Excerpts from an interface dataset
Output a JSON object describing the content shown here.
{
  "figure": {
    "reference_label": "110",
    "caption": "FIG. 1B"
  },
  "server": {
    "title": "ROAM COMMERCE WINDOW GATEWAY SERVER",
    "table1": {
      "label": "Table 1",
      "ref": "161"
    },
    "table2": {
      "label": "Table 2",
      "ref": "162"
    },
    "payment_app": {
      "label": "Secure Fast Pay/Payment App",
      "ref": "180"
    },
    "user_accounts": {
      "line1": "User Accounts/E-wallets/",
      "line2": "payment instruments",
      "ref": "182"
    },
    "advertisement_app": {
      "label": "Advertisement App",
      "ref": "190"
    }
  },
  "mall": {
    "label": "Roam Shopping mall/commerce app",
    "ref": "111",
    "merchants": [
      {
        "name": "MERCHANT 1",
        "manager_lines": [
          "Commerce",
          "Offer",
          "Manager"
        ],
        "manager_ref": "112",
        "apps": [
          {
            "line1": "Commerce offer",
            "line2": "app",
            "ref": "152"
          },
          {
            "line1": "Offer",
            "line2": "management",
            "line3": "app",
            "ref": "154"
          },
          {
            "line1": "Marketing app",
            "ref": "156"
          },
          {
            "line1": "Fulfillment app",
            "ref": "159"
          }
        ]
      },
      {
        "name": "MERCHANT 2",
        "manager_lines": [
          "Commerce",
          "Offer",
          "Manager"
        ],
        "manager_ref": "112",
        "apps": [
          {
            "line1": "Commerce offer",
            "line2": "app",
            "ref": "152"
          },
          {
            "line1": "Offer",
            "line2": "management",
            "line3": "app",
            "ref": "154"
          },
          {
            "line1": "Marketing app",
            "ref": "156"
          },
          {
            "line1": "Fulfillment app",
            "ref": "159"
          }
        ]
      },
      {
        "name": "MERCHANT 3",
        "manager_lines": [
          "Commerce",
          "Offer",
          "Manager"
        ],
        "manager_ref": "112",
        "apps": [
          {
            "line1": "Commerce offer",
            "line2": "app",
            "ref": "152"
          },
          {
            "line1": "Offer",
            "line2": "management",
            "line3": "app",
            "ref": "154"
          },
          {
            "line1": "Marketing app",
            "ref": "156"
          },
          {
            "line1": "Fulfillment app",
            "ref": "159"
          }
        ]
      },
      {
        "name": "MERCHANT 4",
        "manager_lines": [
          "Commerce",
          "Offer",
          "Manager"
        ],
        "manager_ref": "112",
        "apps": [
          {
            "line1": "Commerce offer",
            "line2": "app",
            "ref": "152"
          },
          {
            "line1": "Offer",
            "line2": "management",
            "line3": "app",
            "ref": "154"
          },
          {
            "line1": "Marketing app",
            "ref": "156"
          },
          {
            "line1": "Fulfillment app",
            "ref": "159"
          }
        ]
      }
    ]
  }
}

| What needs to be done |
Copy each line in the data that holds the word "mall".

| Task output |
  "mall": {
    "label": "Roam Shopping mall/commerce app",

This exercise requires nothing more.